A convicted murderer serving a 25-year term has taken legal action to try to force prison bosses to move a “bullying” gang “enforcer” to another jail.

The prisoner, convicted of murder nine years ago, says while in jail he has been assaulted, subjected to a “history of threats and aggression” – and left with a “stress disorder”.

He claims that Ministry of Justice officials breached his human right to protection in prison by unfairly putting the “bully” in the same jail.

Lawyers for the prisoner today asked a High Court judge to order the Ministry of Justice to transfer the gang boss to another prison.

Ministry of Justice officials deny wrongdoing by prison bosses.

They accept that the “enforcer” is violent but say the risk he poses is being “well-managed” and dispute the need for a transfer.

Mr Justice Haddon-Cave – who has reserved judgment following a High Court hearing in London – made an order saying neither inmate should be identified.

Lawyers for the prisoner said the “bully” was a member of the “notorious ‘Midlands Burger Boys’ criminal gang” and part of a “prison gang which defined itself by reference to Islam”.

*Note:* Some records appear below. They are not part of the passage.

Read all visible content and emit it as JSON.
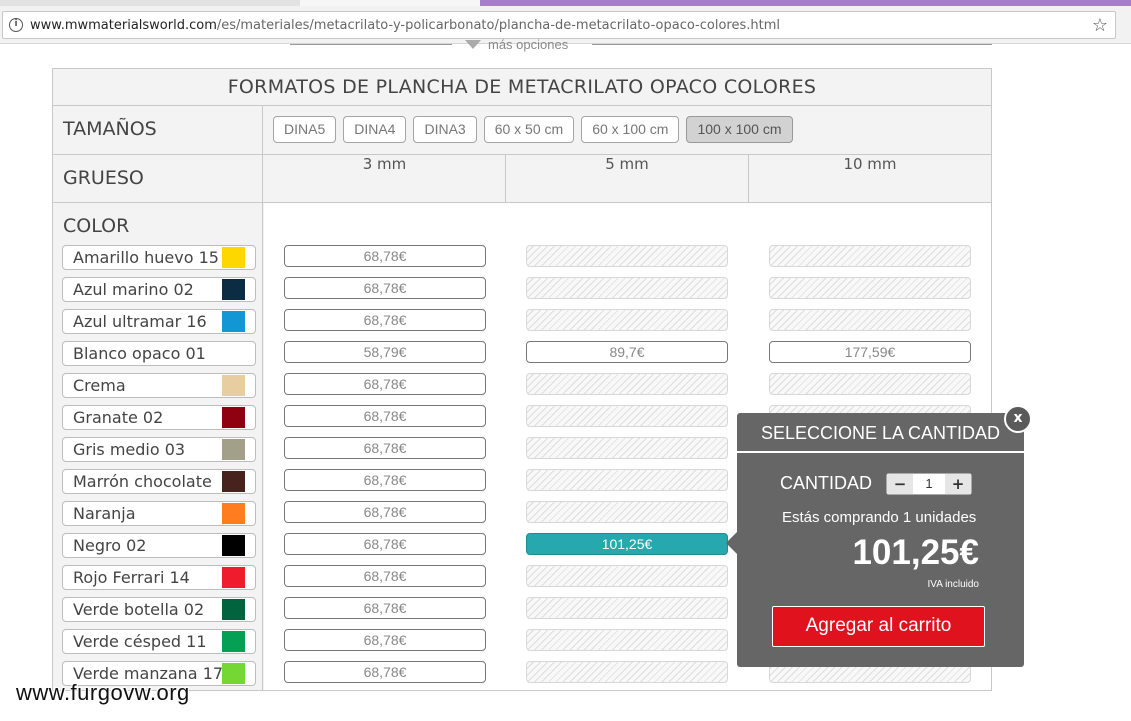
{
  "browser": {
    "url_host": "www.mwmaterialsworld.com",
    "url_path": "/es/materiales/metacrilato-y-policarbonato/plancha-de-metacrilato-opaco-colores.html"
  },
  "more_options": "más opciones",
  "table": {
    "title": "FORMATOS DE PLANCHA DE METACRILATO OPACO COLORES",
    "sizes_label": "TAMAÑOS",
    "sizes": [
      "DINA5",
      "DINA4",
      "DINA3",
      "60 x 50 cm",
      "60 x 100 cm",
      "100 x 100 cm"
    ],
    "selected_size": "100 x 100 cm",
    "thickness_label": "GRUESO",
    "thickness": [
      "3 mm",
      "5 mm",
      "10 mm"
    ],
    "color_label": "COLOR",
    "colors": [
      {
        "name": "Amarillo huevo 15",
        "swatch": "#ffd700",
        "prices": [
          "68,78€",
          "",
          ""
        ]
      },
      {
        "name": "Azul marino 02",
        "swatch": "#0c2c44",
        "prices": [
          "68,78€",
          "",
          ""
        ]
      },
      {
        "name": "Azul ultramar 16",
        "swatch": "#1297d4",
        "prices": [
          "68,78€",
          "",
          ""
        ]
      },
      {
        "name": "Blanco opaco 01",
        "swatch": "#ffffff",
        "prices": [
          "58,79€",
          "89,7€",
          "177,59€"
        ]
      },
      {
        "name": "Crema",
        "swatch": "#e8cda0",
        "prices": [
          "68,78€",
          "",
          ""
        ]
      },
      {
        "name": "Granate 02",
        "swatch": "#8f0010",
        "prices": [
          "68,78€",
          "",
          ""
        ]
      },
      {
        "name": "Gris medio 03",
        "swatch": "#a3a08a",
        "prices": [
          "68,78€",
          "",
          ""
        ]
      },
      {
        "name": "Marrón chocolate",
        "swatch": "#48231e",
        "prices": [
          "68,78€",
          "",
          ""
        ]
      },
      {
        "name": "Naranja",
        "swatch": "#ff7c1f",
        "prices": [
          "68,78€",
          "",
          ""
        ]
      },
      {
        "name": "Negro 02",
        "swatch": "#000000",
        "prices": [
          "68,78€",
          "101,25€",
          ""
        ]
      },
      {
        "name": "Rojo Ferrari 14",
        "swatch": "#ee1c2d",
        "prices": [
          "68,78€",
          "",
          ""
        ]
      },
      {
        "name": "Verde botella 02",
        "swatch": "#02633f",
        "prices": [
          "68,78€",
          "",
          ""
        ]
      },
      {
        "name": "Verde césped 11",
        "swatch": "#05a053",
        "prices": [
          "68,78€",
          "",
          ""
        ]
      },
      {
        "name": "Verde manzana 17",
        "swatch": "#75d733",
        "prices": [
          "68,78€",
          "",
          ""
        ]
      }
    ]
  },
  "popup": {
    "title": "SELECCIONE LA CANTIDAD",
    "close": "x",
    "quantity_label": "CANTIDAD",
    "minus": "−",
    "plus": "+",
    "quantity": "1",
    "buying_text": "Estás comprando 1 unidades",
    "price": "101,25€",
    "tax_note": "IVA incluido",
    "cart_button": "Agregar al carrito"
  },
  "watermark": "www.furgovw.org",
  "colors": {
    "selected_price": "#27a7ae",
    "cart_button": "#e0121e",
    "popup_bg": "#666666"
  }
}
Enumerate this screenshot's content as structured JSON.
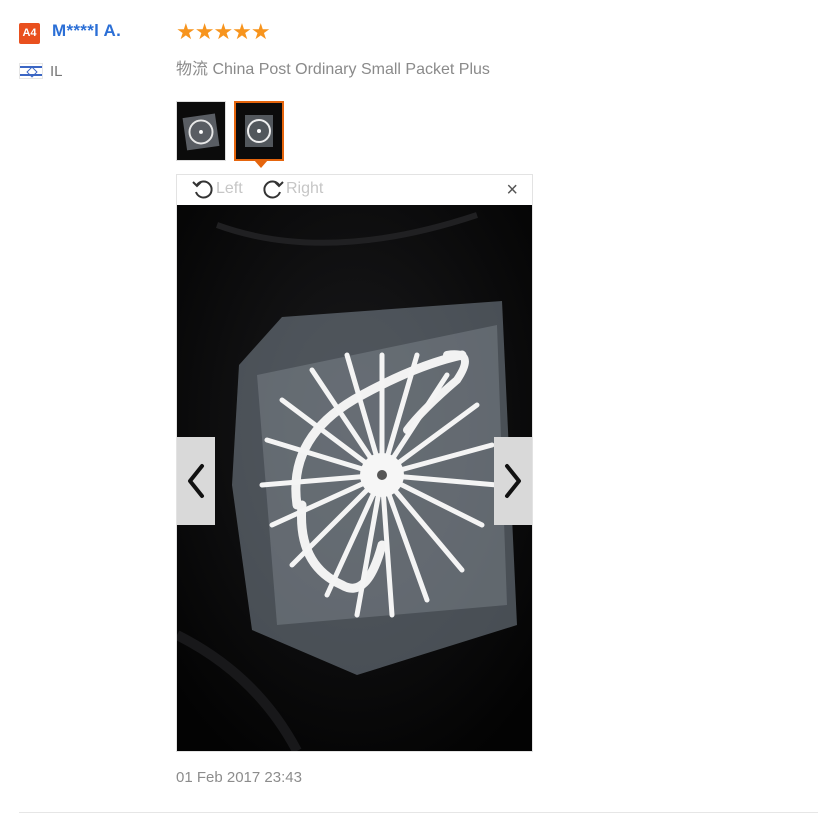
{
  "reviewer": {
    "badge": "A4",
    "name": "M****l A.",
    "country_code": "IL",
    "flag_icon": "israel-flag-icon"
  },
  "review": {
    "rating": 5,
    "stars": "★★★★★",
    "shipping": "物流 China Post Ordinary Small Packet Plus",
    "date": "01 Feb 2017 23:43"
  },
  "thumbnails": [
    {
      "label": "thumbnail-1",
      "selected": false
    },
    {
      "label": "thumbnail-2",
      "selected": true
    }
  ],
  "viewer": {
    "rotate_left_label": "Left",
    "rotate_right_label": "Right",
    "close_label": "×",
    "prev_icon": "chevron-left-icon",
    "next_icon": "chevron-right-icon"
  },
  "colors": {
    "accent": "#e5650d",
    "star": "#f7941d",
    "name": "#2b6fd6",
    "badge": "#e9501e"
  }
}
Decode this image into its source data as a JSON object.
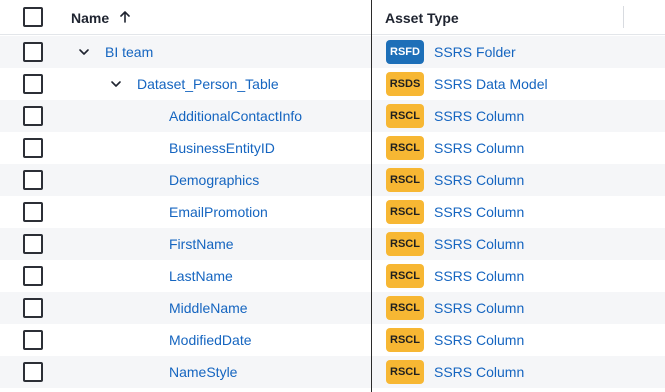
{
  "header": {
    "name_label": "Name",
    "asset_type_label": "Asset Type"
  },
  "rows": [
    {
      "name": "BI team",
      "badge": "RSFD",
      "type": "SSRS Folder"
    },
    {
      "name": "Dataset_Person_Table",
      "badge": "RSDS",
      "type": "SSRS Data Model"
    },
    {
      "name": "AdditionalContactInfo",
      "badge": "RSCL",
      "type": "SSRS Column"
    },
    {
      "name": "BusinessEntityID",
      "badge": "RSCL",
      "type": "SSRS Column"
    },
    {
      "name": "Demographics",
      "badge": "RSCL",
      "type": "SSRS Column"
    },
    {
      "name": "EmailPromotion",
      "badge": "RSCL",
      "type": "SSRS Column"
    },
    {
      "name": "FirstName",
      "badge": "RSCL",
      "type": "SSRS Column"
    },
    {
      "name": "LastName",
      "badge": "RSCL",
      "type": "SSRS Column"
    },
    {
      "name": "MiddleName",
      "badge": "RSCL",
      "type": "SSRS Column"
    },
    {
      "name": "ModifiedDate",
      "badge": "RSCL",
      "type": "SSRS Column"
    },
    {
      "name": "NameStyle",
      "badge": "RSCL",
      "type": "SSRS Column"
    }
  ],
  "icons": {
    "sort": "arrow-up-icon",
    "expand": "chevron-down-icon"
  },
  "colors": {
    "link": "#1565c0",
    "folder_badge": "#1d6fb8",
    "column_badge": "#f7b733"
  }
}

They said, in written papers given to the judge, that a prison profile noted that he was “believed to be an enforcer” for the prison gang, was “violent” and “believed to conceal home-made weapons”.

He had assaulted prison staff and was rated “high risk” by jail bosses, said lawyers.

A prison officer had said he used “his Muslim brothers”, who were “basically a gang” to “bully prisoners”, they added.

Lawyers said a staff note reported how the “enforcer” had tried to “scare and intimidate” the prisoner by saying “his Muslim brothers will get him”.

They said “security information” referred to the “enforcer” offering the prisoner “safety” by “becoming a Muslim”.

A prison “intelligence report” noted that the “enforcer” was “bullying people on the wing” and people were “scared to walk around the wing”, lawyers said.

And lawyers quoted from a 2008 report by HM Chief Inspector of Prisons, which said: “Muslim gangs; if you have a problem with one, you have a problem with them all. If you’re not in a gang you’re in trouble. People are converting to Islam for protection.”

The prisoner was give a life sentence in 2003 – and a judge imposed a minimum term of 25 years, lawyers added.

They did not give detail of the “enforcer’s” sentence.

Lawyers for the Ministry of Justice said the “enforcer” was unaware of the action and not legally represented at the hearing.

They told the judge it would be “manifestly” wrong to move him in such circumstances.